The musicians have long, varied bios and although they each have previous connections to one another, they have never come together as a single entity. Bowne and Honda were previously married and have performed together often. Watt and Cline have worked in many projects (Banyan being one example). Cibo Matto opened for Porno for Pyros, in which Watt was once a member. Finally, Watt and Bowne have even been employed by Iggy Pop at different times. And so on.

Floored by Four took shape last summer when Watt, the self-dubbed thud stick player, went to New York City to participate in a Summerstage show in Central Park. Bowne and Honda reside in the area and Cline was visiting: the result was three days in a sweaty-hot studio. The final outcome is this 43-minute excursion through jazz-rock, fusion, mysterious avant-punk, and more.

The basic template springs from bass riffs and a few words of Watt’s direction. From there, each piece was constructed via live studio jams, with each musician contributing what felt right – in essence, pure inspiration and improvisation.

“Nels” takes its time building and ebbing. Beginning with Cline’s ethereal, effects-driven noises, the effort morphs into a thumping jazz-rocker with fuzzy guitar, spacey keyboards, and the Watt/Bowne bottom end providing a thick, basic beat. Cline and company don’t stay in a solid groove, though, and circle back to quieter interludes rife with Jeff Beck meets Tony Williams’ Lifetime mannerisms. Because this is Cline’s quarter of the four-walled venture, his guitar and effects take center stage during most of the 10 minutes, offering sonic territory that’ll be appreciated by the guitarist’s fans. In true do-it-yourself fashion, “Nels” abruptly snaps closed with Cline’s jet-plane effects impression suddenly cut off.

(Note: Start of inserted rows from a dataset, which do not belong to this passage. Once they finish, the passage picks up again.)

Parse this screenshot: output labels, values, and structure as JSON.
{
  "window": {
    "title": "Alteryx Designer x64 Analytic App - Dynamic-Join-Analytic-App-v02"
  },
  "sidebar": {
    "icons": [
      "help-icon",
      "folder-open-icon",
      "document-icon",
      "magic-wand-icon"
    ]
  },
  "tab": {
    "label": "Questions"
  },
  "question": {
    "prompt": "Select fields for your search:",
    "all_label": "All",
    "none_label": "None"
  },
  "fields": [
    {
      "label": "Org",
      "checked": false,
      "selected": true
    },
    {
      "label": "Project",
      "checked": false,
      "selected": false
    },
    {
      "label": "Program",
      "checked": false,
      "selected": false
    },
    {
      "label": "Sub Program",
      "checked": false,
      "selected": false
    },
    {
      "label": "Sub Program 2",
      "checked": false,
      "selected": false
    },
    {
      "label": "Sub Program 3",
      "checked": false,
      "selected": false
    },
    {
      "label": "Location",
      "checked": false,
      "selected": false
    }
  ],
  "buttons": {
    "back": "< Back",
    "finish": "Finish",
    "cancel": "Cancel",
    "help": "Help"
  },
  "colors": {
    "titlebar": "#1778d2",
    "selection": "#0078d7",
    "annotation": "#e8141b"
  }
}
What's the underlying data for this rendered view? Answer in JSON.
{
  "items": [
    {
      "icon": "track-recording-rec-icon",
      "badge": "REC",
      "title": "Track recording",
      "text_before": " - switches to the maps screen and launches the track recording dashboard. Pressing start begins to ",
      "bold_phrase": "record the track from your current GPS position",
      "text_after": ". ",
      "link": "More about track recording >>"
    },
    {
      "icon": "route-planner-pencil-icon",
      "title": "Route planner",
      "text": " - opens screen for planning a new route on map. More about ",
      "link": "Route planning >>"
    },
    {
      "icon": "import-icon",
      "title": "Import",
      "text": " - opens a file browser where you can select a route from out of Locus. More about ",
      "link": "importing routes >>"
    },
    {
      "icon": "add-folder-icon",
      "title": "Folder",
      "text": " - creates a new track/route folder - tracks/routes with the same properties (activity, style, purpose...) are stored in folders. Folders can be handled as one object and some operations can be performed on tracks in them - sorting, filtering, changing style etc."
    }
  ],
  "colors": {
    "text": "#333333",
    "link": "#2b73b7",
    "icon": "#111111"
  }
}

Commencing in a similar style with Honda’s shimmering keyboards leading the way, “Yuka” finds itself complemented by Bowne’s lightly tapped percussion. The atmospheric introduction unexpectedly concludes as the group erupts into another furious fusion groove, slowing only when Watt begins to recite a repetitive, Mother Nature mantra about fire, wind, light, and water. The tune’s lyrical theme and subsequent middle section has a classic rock tinge, almost like something copped from an old Uriah Heep or Pink Floyd LP. But despite the fact that this is Honda’s cut, she remains behind the scenes for the most part.

“Watt” is by far the shortest and funkiest piece. Everyone contributes to a broken, soulful groove with a distinct Memphis inclination: this could have graced a Booker T. and the MGs B-side. Honda replicates that bluesy organ with Watt and Bowne holding down a solid beat Donald “Duck” Dunn and Al Jackson would approve of. Cline puts his own unique spin on Steve Cropper’s impeccable six-string chord changes. And towards the track’s conclusion the band slips in a slight noise-rock tease akin to Sonic Youth, but they bump right back to the Stax-Volt shiver for the last bar.

At an epic 19 minutes, “Dougie” captures one third of the disc’s total time. Like “Nels,” the foursome uses space and time to open up the proceedings. Nothing is hurried and everything moves at a reflective pace. Bowne emphasizes cymbals, brushes, toms and occasional hi-hat while Cline stakes out a violin-like stance with what sounds like an e-bow and Honda supplies an otherworldly background. As Bowne reveals his jazz roots during a drum solo highlighting his melodic skills, the majority of the lengthy jam recalls Weather Report’s late-1970s heyday.

While Floored by Four might have been initiated by Watt, his proj (as he dubs it) will most likely appeal to anyone who knows Bowne and Cline, since they dominate the instrumentals. Watt hasn’t sat back to rest, though. He’s already arranged to do another session with The Unknown Instructors, three albums have been recorded with Cline and are ready to go, in addition to plans regarding the longstanding Missingmen ensemble. At his own estimate, Watt guesses there could a dozen or more undertakings he may donate his time to.

Visit: Mike Watt | Chimera Music
Purchase: Insound | eMusic